Small streams surveys

In 2003, members of the Heiltsuk Nation, volunteers, and staff of the Raincoast Conservation Foundation began small stream surveys in Heiltsuk Traditional Territory around Bella Bella, BC.  Our objective was to document salmon presence in uncatalogued small streams and then expand this to other areas of the central and north coasts of BC.

Our interest in small streams stems from their importance to genetic diversity, as nutrient corridors for riparian habitats, food and access sources for bears and other predators, evolutionary opportunities, and fresh water rearing habitat for juvenile salmon, especially coho. When combined, small streams can also provide moderate salmon production which can be important for subsistence fisheries.

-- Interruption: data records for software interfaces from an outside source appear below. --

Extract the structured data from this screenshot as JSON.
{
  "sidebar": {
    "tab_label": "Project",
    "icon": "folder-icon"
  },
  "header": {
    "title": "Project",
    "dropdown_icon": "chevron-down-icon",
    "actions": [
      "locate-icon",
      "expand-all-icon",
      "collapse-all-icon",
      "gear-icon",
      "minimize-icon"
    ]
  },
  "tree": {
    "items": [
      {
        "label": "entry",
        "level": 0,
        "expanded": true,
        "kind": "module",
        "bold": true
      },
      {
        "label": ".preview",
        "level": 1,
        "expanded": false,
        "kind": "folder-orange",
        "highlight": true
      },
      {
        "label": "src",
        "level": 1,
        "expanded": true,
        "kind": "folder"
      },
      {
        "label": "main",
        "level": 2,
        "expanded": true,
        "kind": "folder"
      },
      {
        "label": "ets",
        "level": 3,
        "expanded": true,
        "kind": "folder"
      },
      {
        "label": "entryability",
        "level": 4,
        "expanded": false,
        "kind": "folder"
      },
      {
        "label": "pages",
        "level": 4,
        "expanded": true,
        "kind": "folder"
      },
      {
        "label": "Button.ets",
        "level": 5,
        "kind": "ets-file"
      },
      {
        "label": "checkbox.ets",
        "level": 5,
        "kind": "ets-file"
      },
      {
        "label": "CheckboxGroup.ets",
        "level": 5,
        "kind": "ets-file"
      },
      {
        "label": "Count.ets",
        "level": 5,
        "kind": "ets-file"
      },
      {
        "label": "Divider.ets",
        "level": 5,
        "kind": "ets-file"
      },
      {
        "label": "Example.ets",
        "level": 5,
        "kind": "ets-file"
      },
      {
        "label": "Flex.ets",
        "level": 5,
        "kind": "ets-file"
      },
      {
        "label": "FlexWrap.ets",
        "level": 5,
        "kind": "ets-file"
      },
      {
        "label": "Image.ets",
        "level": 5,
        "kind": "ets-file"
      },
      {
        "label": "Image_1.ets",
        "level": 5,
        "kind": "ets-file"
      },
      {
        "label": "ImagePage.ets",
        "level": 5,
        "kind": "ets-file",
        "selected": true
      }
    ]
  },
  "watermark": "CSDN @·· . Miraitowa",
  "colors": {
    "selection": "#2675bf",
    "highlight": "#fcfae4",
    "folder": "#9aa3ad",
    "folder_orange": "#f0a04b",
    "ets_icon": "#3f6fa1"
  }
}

Between 2003 and 2006, we identified 121 streams in Heiltsuk territory with salmon and trout that had not previously been documented for fish presence.  We also documented species of trout and salmon previously unrecorded in 25 known salmonid streams.

In 2008, Raincoast began a partnership with the Git Ga’at Nation to expand these surveys north into their traditional territory. In September 2008, we undertook a pilot season as part of the Coastal Archipelago Monitoring Project and surveyed 23 uncatalogued streams, finding salmon in eight of them.

These stream surveys build on local knowledge and create a comprehensive inventory of salmon resources. They have also identified important components of salmonid diversity and nutrient movement in this ecosystem.  This project is an essential element to making informed decisions about land and marine use activities on the central and north coasts of BC.

Stream Survey Reports

Small Stream Survey Report 2003-2006-Heiltsuk Territory (PDF)

Coastal Monitoring Preliminary Report 2009-Git Ga’at Territory (PDF)

Death by a Thousands Cuts: The importance of small streams on the North and Central coasts of British Columbia (PDF)

Stream Survey Data

View the stream survey data hosted on

You can help

Raincoast’s in-house scientists, collaborating graduate students, postdoctoral fellows, and professors make us unique among conservation groups. We work with First Nations, academic institutions, government, and other NGOs to build support and inform decisions that protect aquatic and terrestrial ecosystems, and the wildlife that depend on them. We conduct ethically applied, process-oriented, and hypothesis-driven research that has immediate and relevant utility for conservation deliberations and the collective body of scientific knowledge.

We investigate to understand coastal species and processes. We inform by bringing science to decision-makers and communities. We inspire action to protect wildlife and wildlife habitats.

Coastal wolf with a salmon in its month.
Photo by Dene Rossouw.